CROI: GS-7340 25 mg and 40 mg Demonstrate Greater Antiviral Activity Compared with TDF 300 mg in a 10-Day Monotherapy Study of HIV-1 Infected Patients - (03/9/11)


1. Sax P, et al. Elvitegravir/cobicistat/emtricitabine/tenofovir disoproxil fumarate has non-inferior efficacy and favorable safety compared to efavirenz/emtricitabine/tenofovir disoproxil fumarate in treatment-na夫e HIV-1+ subjects. 19th CROI 2012, Seattle, WA Abst. #101.

2. DeJesus E, et al. Week 48 results of an ongoing global phase 3 study comparing elvitegravir/cobicistat/emtricitabine/tenofovir disoproxil fumarate with atazanavir/ritonavir-boosted plus emtricitabine/tenofovir disoproxil fumarate in treatment-na夫e HIV-1+ subjects showing efficacy, safety, and pharmacokinetics. 19th CROI 2012, Seattle, WA Abst. #627.

3. Eron JJ et al. Raltegravir once daily or twice daily in previously untreated patients with HIV-1: a randomised, active-controlled, phase 3 non-inferiority trial.

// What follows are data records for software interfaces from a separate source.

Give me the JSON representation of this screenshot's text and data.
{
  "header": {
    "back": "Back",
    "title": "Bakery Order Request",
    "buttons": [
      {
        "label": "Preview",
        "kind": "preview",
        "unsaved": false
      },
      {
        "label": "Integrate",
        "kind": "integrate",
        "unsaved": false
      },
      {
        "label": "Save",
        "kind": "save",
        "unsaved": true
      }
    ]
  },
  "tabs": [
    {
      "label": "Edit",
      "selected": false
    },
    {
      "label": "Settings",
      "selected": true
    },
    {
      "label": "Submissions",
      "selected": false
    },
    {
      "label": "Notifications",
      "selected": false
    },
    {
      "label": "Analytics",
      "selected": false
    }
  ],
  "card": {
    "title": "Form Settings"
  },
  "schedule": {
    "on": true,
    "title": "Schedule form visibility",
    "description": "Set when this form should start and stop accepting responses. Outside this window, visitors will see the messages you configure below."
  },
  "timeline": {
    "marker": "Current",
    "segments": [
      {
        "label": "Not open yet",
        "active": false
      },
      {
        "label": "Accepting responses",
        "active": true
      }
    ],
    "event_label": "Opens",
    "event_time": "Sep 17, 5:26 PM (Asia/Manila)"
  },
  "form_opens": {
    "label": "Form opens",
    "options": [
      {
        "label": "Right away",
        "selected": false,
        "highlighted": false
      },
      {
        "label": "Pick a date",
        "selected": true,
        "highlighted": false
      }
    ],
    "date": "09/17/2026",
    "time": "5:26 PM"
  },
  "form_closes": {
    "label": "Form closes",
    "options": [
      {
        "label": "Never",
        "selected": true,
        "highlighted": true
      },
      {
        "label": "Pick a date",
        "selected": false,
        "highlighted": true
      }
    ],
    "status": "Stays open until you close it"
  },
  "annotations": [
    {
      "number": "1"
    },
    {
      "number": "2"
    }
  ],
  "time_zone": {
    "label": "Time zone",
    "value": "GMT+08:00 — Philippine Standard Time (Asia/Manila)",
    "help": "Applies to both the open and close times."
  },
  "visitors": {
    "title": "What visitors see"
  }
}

Lancet Infect Dis. 2011 Dec;11(12):907-15.

4. Stellbrink, H-J, et al. Dolutegravir in combination therapy exhibits rapid and sustained antiviral response in ARV-na夫e adults: 96-week results from SPRING-1 (ING112276). 19th CROI 2012, Seattle, WA Abst. #102LB.

5. Markowitz M et al. GS-7340 Demonstrates Greater Declines in HIV-1 RNA than TDF during 14 Days of Monotherapy in HIV-1-infected Subjects CROI 2011; Paper#152LB

6. Ruane P, et al. GS-7340 25 mg and 40 mg demonstrate superior efficacy to tenofovir disoproxil fumarate 300 mg in a 10-day monotherapy study of HIV-1+ patients. 19th CROI 2012, Seattle, WA Abst. #103.